About a year ago, I happened upon this statement about the Monitor in the Harvard Business Review – under the charming heading of “do things that don’t interest you”:

“Many things that end up” being meaningful, writes social scientist Joseph Grenny, “have come from conference workshops, articles, or online videos that began as a chore and ended with an insight. My work in Kenya, for example, was heavily influenced by a Christian Science Monitor article I had forced myself to read 10 years earlier. Sometimes, we call things ‘boring’ simply because they lie outside the box we are currently in.”

If you were to come up with a punchline to a joke about the Monitor, that would probably be it. We’re seen as being global, fair, insightful, and perhaps a bit too earnest. We’re the bran muffin of journalism.

But you know what? We change lives. And I’m going to argue that we change lives precisely because we force open that too-small box that most human beings think they live in.

The Monitor is a peculiar little publication that’s hard for the world to figure out. We’re run by a church, but we’re not only for church members and we’re not about converting people.
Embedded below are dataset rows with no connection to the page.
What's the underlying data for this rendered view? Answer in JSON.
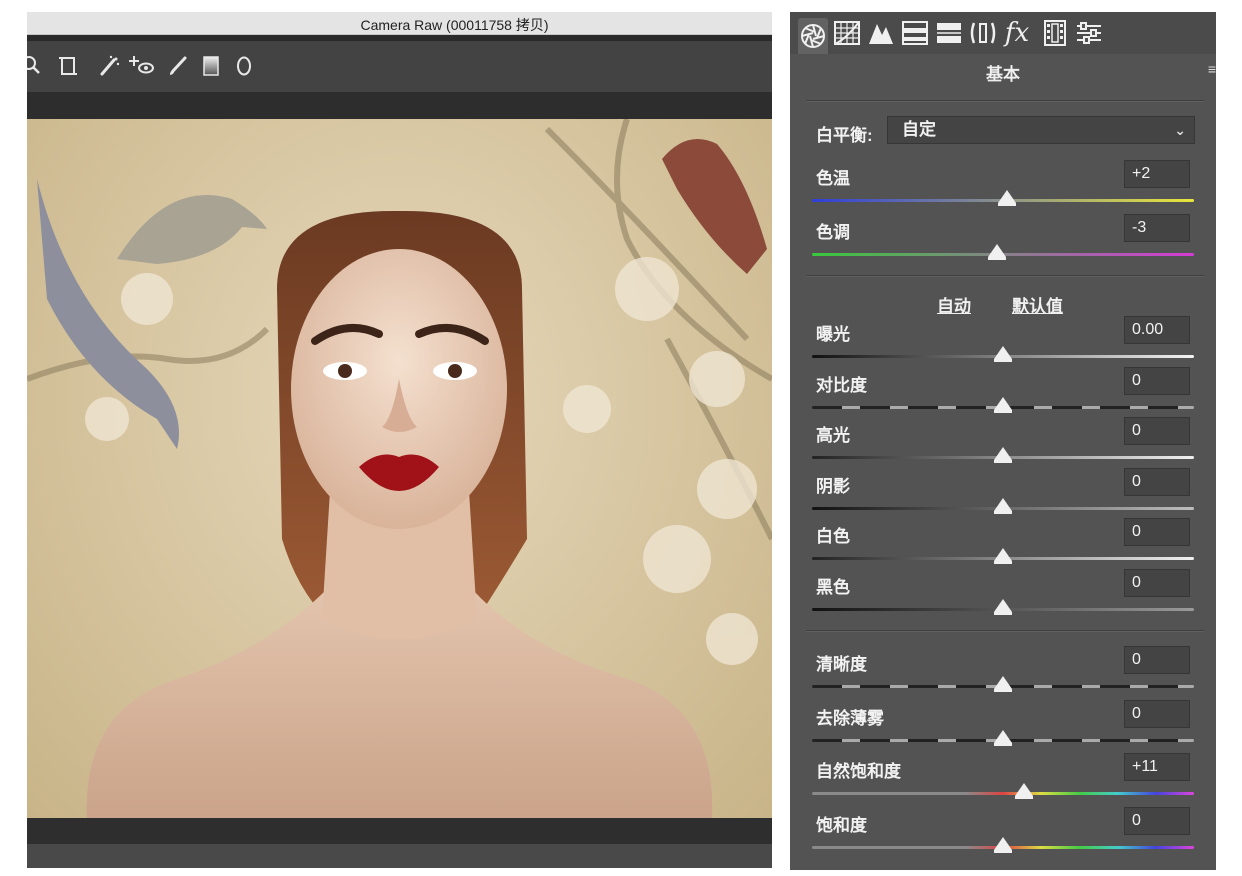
{
  "window": {
    "title": "Camera Raw (00011758 拷贝)"
  },
  "toolbar": {
    "tools": [
      "zoom-icon",
      "transform-icon",
      "spot-removal-icon",
      "red-eye-icon",
      "adjustment-brush-icon",
      "graduated-filter-icon",
      "radial-filter-icon"
    ]
  },
  "panel": {
    "tabs": [
      "basic-tab-icon",
      "tone-curve-tab-icon",
      "detail-tab-icon",
      "hsl-tab-icon",
      "split-toning-tab-icon",
      "lens-corrections-tab-icon",
      "effects-tab-icon",
      "camera-calibration-tab-icon",
      "presets-tab-icon"
    ],
    "effects_tab_glyph": "fx",
    "title": "基本",
    "menu_glyph": "≡",
    "white_balance": {
      "label": "白平衡:",
      "value": "自定",
      "chevron": "⌄"
    },
    "auto_label": "自动",
    "default_label": "默认值",
    "sliders": [
      {
        "key": "temp",
        "label": "色温",
        "value": "+2",
        "amount": 2,
        "min": -100,
        "max": 100
      },
      {
        "key": "tint",
        "label": "色调",
        "value": "-3",
        "amount": -3,
        "min": -100,
        "max": 100
      },
      {
        "key": "exposure",
        "label": "曝光",
        "value": "0.00",
        "amount": 0,
        "min": -5,
        "max": 5
      },
      {
        "key": "contrast",
        "label": "对比度",
        "value": "0",
        "amount": 0,
        "min": -100,
        "max": 100
      },
      {
        "key": "highlights",
        "label": "高光",
        "value": "0",
        "amount": 0,
        "min": -100,
        "max": 100
      },
      {
        "key": "shadows",
        "label": "阴影",
        "value": "0",
        "amount": 0,
        "min": -100,
        "max": 100
      },
      {
        "key": "whites",
        "label": "白色",
        "value": "0",
        "amount": 0,
        "min": -100,
        "max": 100
      },
      {
        "key": "blacks",
        "label": "黑色",
        "value": "0",
        "amount": 0,
        "min": -100,
        "max": 100
      },
      {
        "key": "clarity",
        "label": "清晰度",
        "value": "0",
        "amount": 0,
        "min": -100,
        "max": 100
      },
      {
        "key": "dehaze",
        "label": "去除薄雾",
        "value": "0",
        "amount": 0,
        "min": -100,
        "max": 100
      },
      {
        "key": "vibrance",
        "label": "自然饱和度",
        "value": "+11",
        "amount": 11,
        "min": -100,
        "max": 100
      },
      {
        "key": "saturation",
        "label": "饱和度",
        "value": "0",
        "amount": 0,
        "min": -100,
        "max": 100
      }
    ]
  },
  "colors": {
    "panel_bg": "#535353",
    "temp_gradient": [
      "#2f3fd9",
      "#e8e63a"
    ],
    "tint_gradient": [
      "#38c93b",
      "#d43ad6"
    ]
  }
}
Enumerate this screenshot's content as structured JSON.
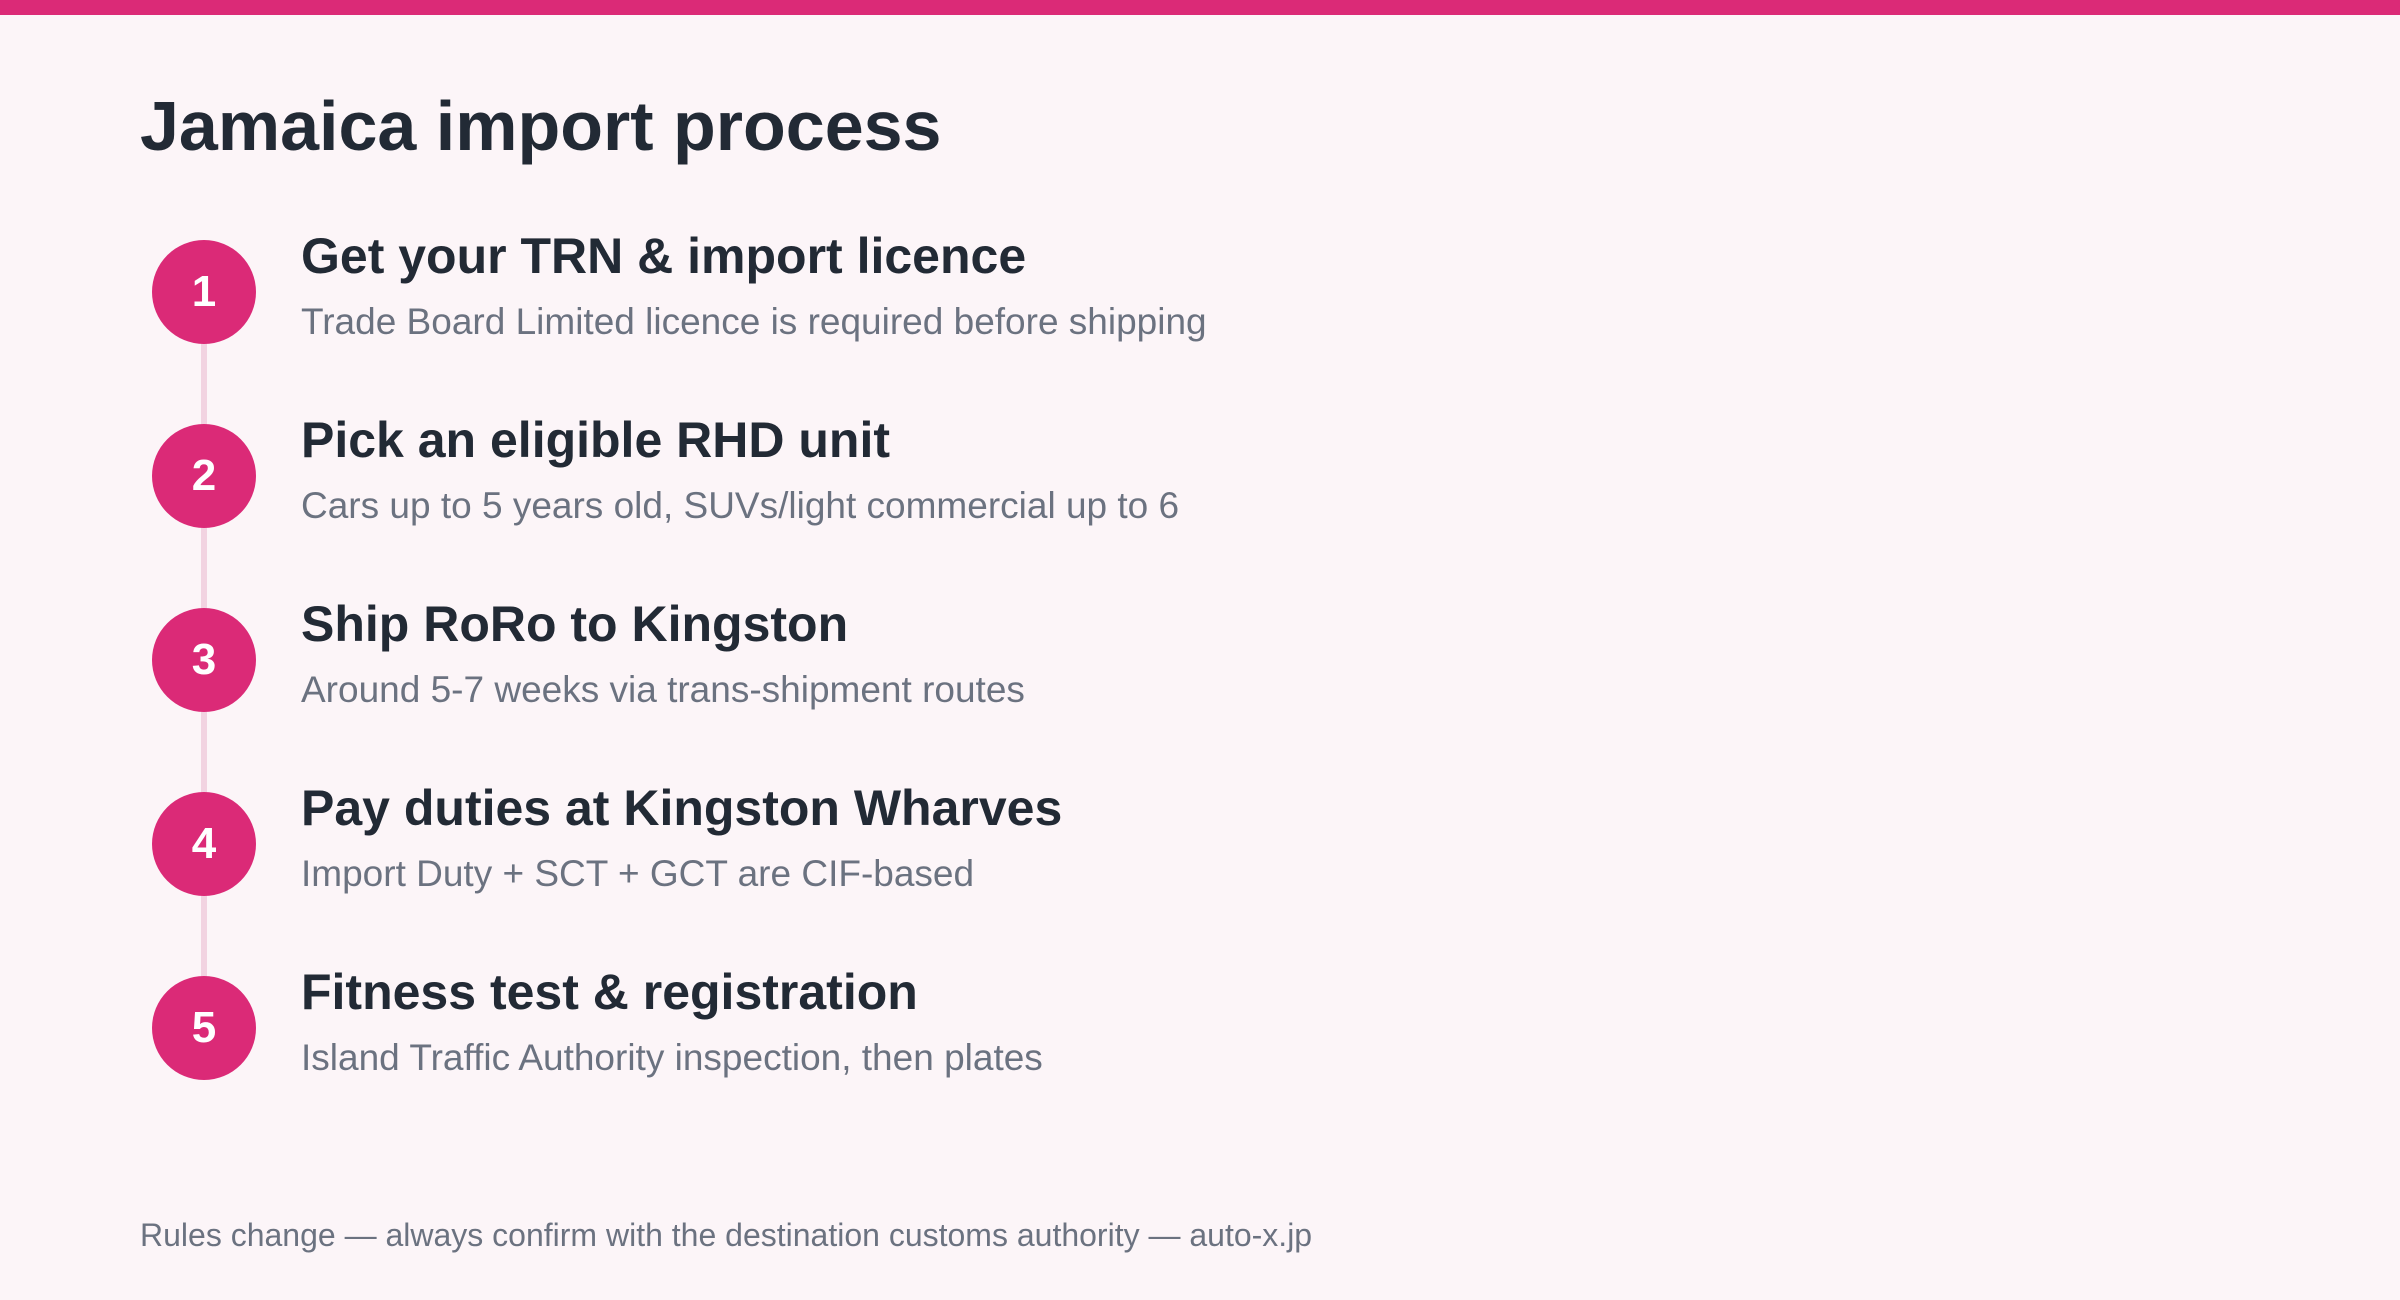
{
  "colors": {
    "accent": "#db2a77",
    "background": "#fcf5f8",
    "connector": "#f2d3e1",
    "title_text": "#222a35",
    "muted_text": "#6b7280"
  },
  "page": {
    "title": "Jamaica import process"
  },
  "steps": [
    {
      "number": "1",
      "title": "Get your TRN & import licence",
      "description": "Trade Board Limited licence is required before shipping"
    },
    {
      "number": "2",
      "title": "Pick an eligible RHD unit",
      "description": "Cars up to 5 years old, SUVs/light commercial up to 6"
    },
    {
      "number": "3",
      "title": "Ship RoRo to Kingston",
      "description": "Around 5-7 weeks via trans-shipment routes"
    },
    {
      "number": "4",
      "title": "Pay duties at Kingston Wharves",
      "description": "Import Duty + SCT + GCT are CIF-based"
    },
    {
      "number": "5",
      "title": "Fitness test & registration",
      "description": "Island Traffic Authority inspection, then plates"
    }
  ],
  "footer": {
    "note": "Rules change — always confirm with the destination customs authority — auto-x.jp"
  }
}
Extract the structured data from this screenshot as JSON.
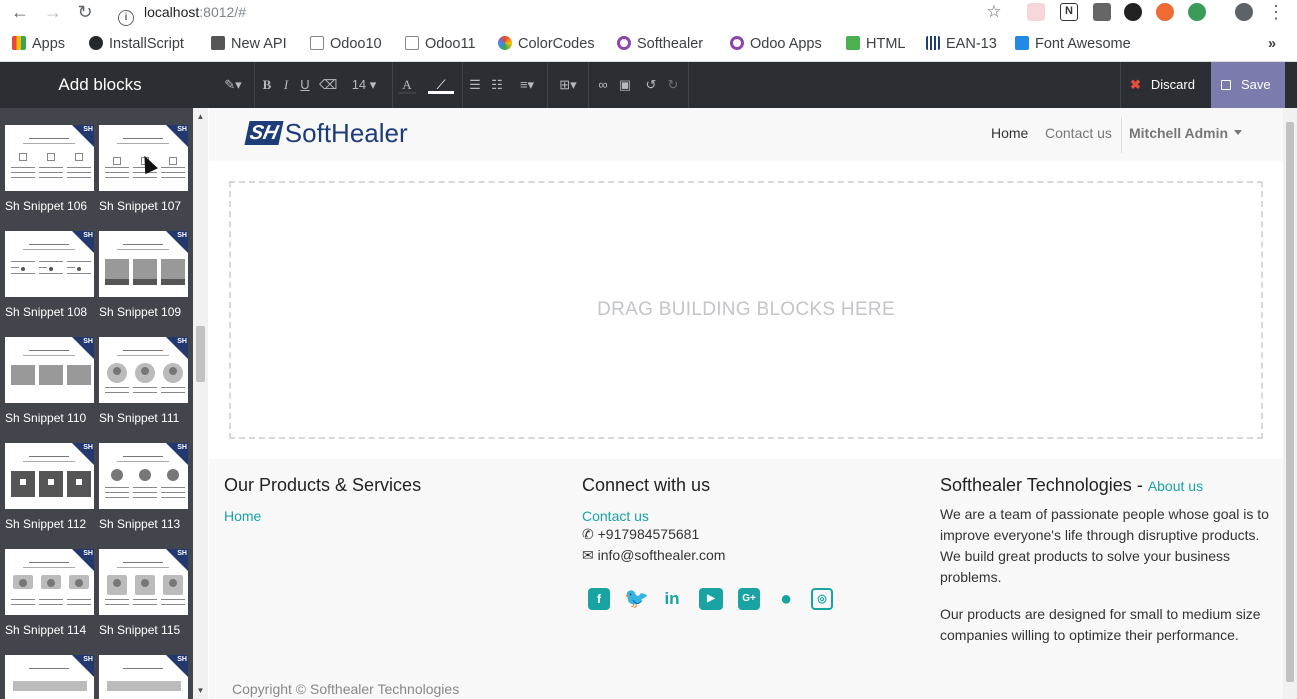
{
  "browser": {
    "url_host": "localhost",
    "url_rest": ":8012/#",
    "bookmarks": [
      {
        "label": "Apps",
        "color": "#e8453c"
      },
      {
        "label": "InstallScript",
        "color": "#24292e"
      },
      {
        "label": "New API",
        "color": "#555"
      },
      {
        "label": "Odoo10",
        "color": "#888"
      },
      {
        "label": "Odoo11",
        "color": "#888"
      },
      {
        "label": "ColorCodes",
        "color": "#4285f4"
      },
      {
        "label": "Softhealer",
        "color": "#8e44ad"
      },
      {
        "label": "Odoo Apps",
        "color": "#8e44ad"
      },
      {
        "label": "HTML",
        "color": "#4caf50"
      },
      {
        "label": "EAN-13",
        "color": "#1e3c78"
      },
      {
        "label": "Font Awesome",
        "color": "#228ae6"
      }
    ],
    "more": "»"
  },
  "sidebar": {
    "title": "Add blocks",
    "badge": "SH",
    "snippets": [
      {
        "label": "Sh Snippet 106"
      },
      {
        "label": "Sh Snippet 107"
      },
      {
        "label": "Sh Snippet 108"
      },
      {
        "label": "Sh Snippet 109"
      },
      {
        "label": "Sh Snippet 110"
      },
      {
        "label": "Sh Snippet 111"
      },
      {
        "label": "Sh Snippet 112"
      },
      {
        "label": "Sh Snippet 113"
      },
      {
        "label": "Sh Snippet 114"
      },
      {
        "label": "Sh Snippet 115"
      }
    ]
  },
  "toolbar": {
    "font_size": "14",
    "discard_label": "Discard",
    "save_label": "Save"
  },
  "site": {
    "logo_mark": "SH",
    "logo_text": "SoftHealer",
    "menu": {
      "home": "Home",
      "contact": "Contact us",
      "user": "Mitchell Admin"
    },
    "dropzone_text": "DRAG BUILDING BLOCKS HERE"
  },
  "footer": {
    "products": {
      "title": "Our Products & Services",
      "link": "Home"
    },
    "connect": {
      "title": "Connect with us",
      "link": "Contact us",
      "phone": "+917984575681",
      "email": "info@softhealer.com"
    },
    "about": {
      "title": "Softhealer Technologies",
      "dash": " - ",
      "link": "About us",
      "p1": "We are a team of passionate people whose goal is to improve everyone's life through disruptive products. We build great products to solve your business problems.",
      "p2": "Our products are designed for small to medium size companies willing to optimize their performance."
    },
    "social": [
      "facebook-icon",
      "twitter-icon",
      "linkedin-icon",
      "youtube-icon",
      "google-plus-icon",
      "github-icon",
      "instagram-icon"
    ],
    "copyright": "Copyright © Softhealer Technologies"
  },
  "colors": {
    "accent": "#1aa3a3",
    "save_bg": "#7c7bad",
    "toolbar_bg": "#2b2e33",
    "brand": "#1e3c78"
  }
}
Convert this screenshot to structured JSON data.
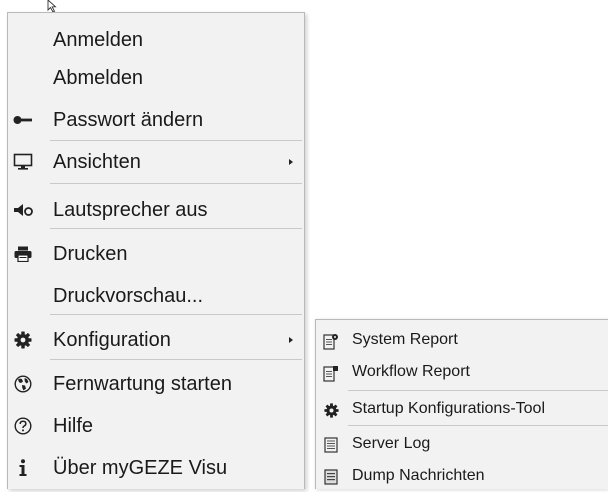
{
  "context_menu": {
    "items": [
      {
        "label": "Anmelden",
        "icon": "none"
      },
      {
        "label": "Abmelden",
        "icon": "none"
      },
      {
        "label": "Passwort ändern",
        "icon": "key-icon"
      },
      {
        "label": "Ansichten",
        "icon": "monitor-icon",
        "has_submenu": true
      },
      {
        "label": "Lautsprecher aus",
        "icon": "speaker-mute-icon"
      },
      {
        "label": "Drucken",
        "icon": "printer-icon"
      },
      {
        "label": "Druckvorschau...",
        "icon": "none"
      },
      {
        "label": "Konfiguration",
        "icon": "gear-icon",
        "has_submenu": true,
        "active": true
      },
      {
        "label": "Fernwartung starten",
        "icon": "globe-icon"
      },
      {
        "label": "Hilfe",
        "icon": "help-icon"
      },
      {
        "label": "Über myGEZE Visu",
        "icon": "info-icon"
      }
    ]
  },
  "submenu": {
    "parent": "Konfiguration",
    "items": [
      {
        "label": "System Report",
        "icon": "report-gear-icon"
      },
      {
        "label": "Workflow Report",
        "icon": "report-icon"
      },
      {
        "label": "Startup Konfigurations-Tool",
        "icon": "gear-icon"
      },
      {
        "label": "Server Log",
        "icon": "log-icon"
      },
      {
        "label": "Dump Nachrichten",
        "icon": "document-icon"
      }
    ]
  },
  "colors": {
    "menu_background": "#f2f2f2",
    "border": "#b9b9b9",
    "separator": "#c9c9c9",
    "text": "#1a1a1a"
  }
}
We’re known as being fair even as the world becomes as polarized as at any time since the newspaper’s founding in 1908.

We have a mission beyond circulation, we want to bridge divides. We’re about kicking down the door of thought everywhere and saying, “You are bigger and more capable than you realize. And we can prove it.”

If you’re looking for bran muffin journalism, you can subscribe to the Monitor for $15. You’ll get the Monitor Weekly magazine, the Monitor Daily email, and unlimited access to CSMonitor.com.

QR Code to A Medici princess rebels against her gilded cage
Read this article in
QR Code to Subscription page
Start your subscription today